I began rooting for the spider. “Keep goin’, dude. One foot—not foot—(what do spiders have) in front of the other?” “You can do it!” I actually shouted at this insect. It climbed, paused once, no doubt out of breath. I too was out of breath so I pulled a whiskey bottle out of the desk drawer and took a healthy gulp. When I looked up again, the spider had slid back (how can you slip with all of those legs)? I lurched forward in my chair—perhaps a rescue was in order. But the spider’s legs grabbed and I sat back, air whistling through my open mouth in relief. I tried to calm myself—whiskey was usually the answer so I titled up that bottle.

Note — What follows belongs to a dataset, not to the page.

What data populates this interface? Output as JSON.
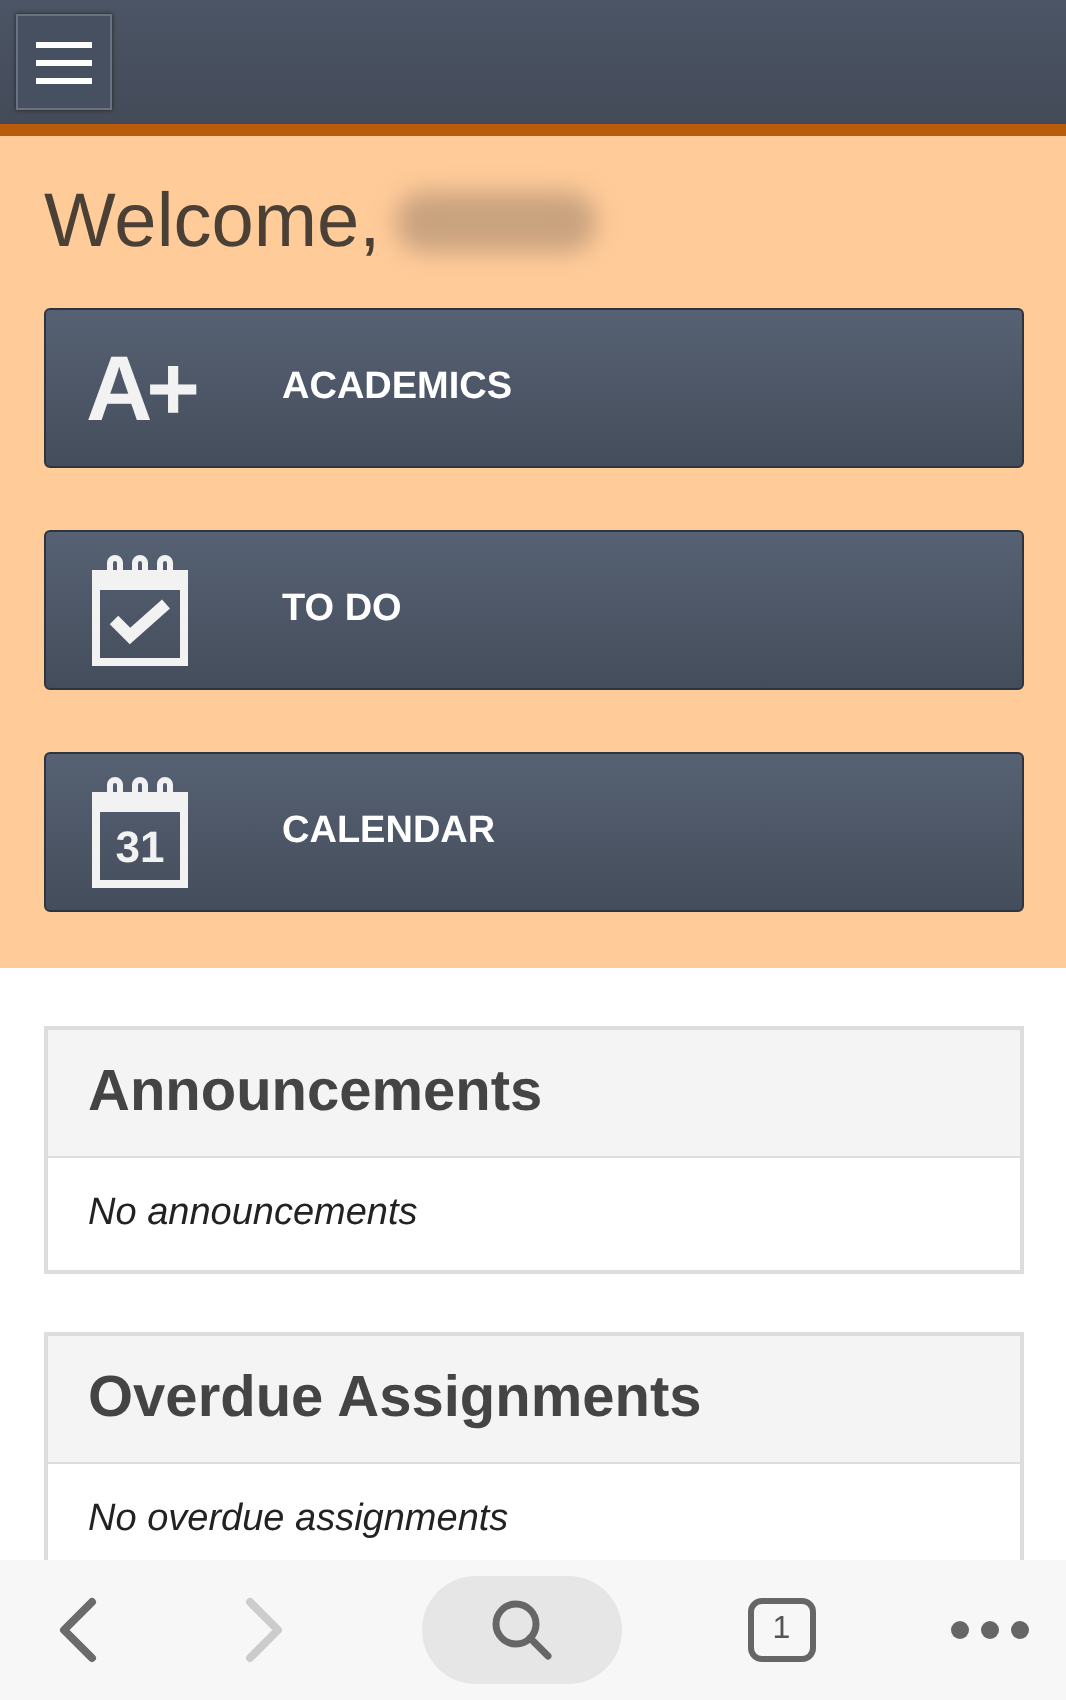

What brought me here, I asked myself. Why did I give a shit about a black insect struggling against a lighted globe? I thought for a moment and then I knew—it was only a microcosm of what I did every day—struggling against life’s impediments.
I’d done the same—pulled myself out of the most intense quagmire of human existence—faced death in the jungles of Vietnam—experienced the cries, tears, urine, and yes—the shit of my ending. Yet, I was content in watching this bug struggle for its life.
Suddenly, the spider slipped again—down, down, down to the bottom of the bowl. The insect slid next to the light bulb, and after a brief struggle, slowly curled up, no doubt taking a last breath. I watched with fascination – thought I should have rescued the spider—I mean spiders are the good guys in our world, right?
I didn’t help that spider—it has to make its own way—just as I do.
Now that spider’s body is just a dark spot against the bulb—one I’ll have to clean out someday.
Jim Barrett is the author of five published books, numerous magazine articles and many screenplays, one of which is currently optioned. He served with the U.S. Army’s First Aviation Brigade in Vietnam from 1968-1969. After leaving the service Jim worked in law enforcement for thirty years.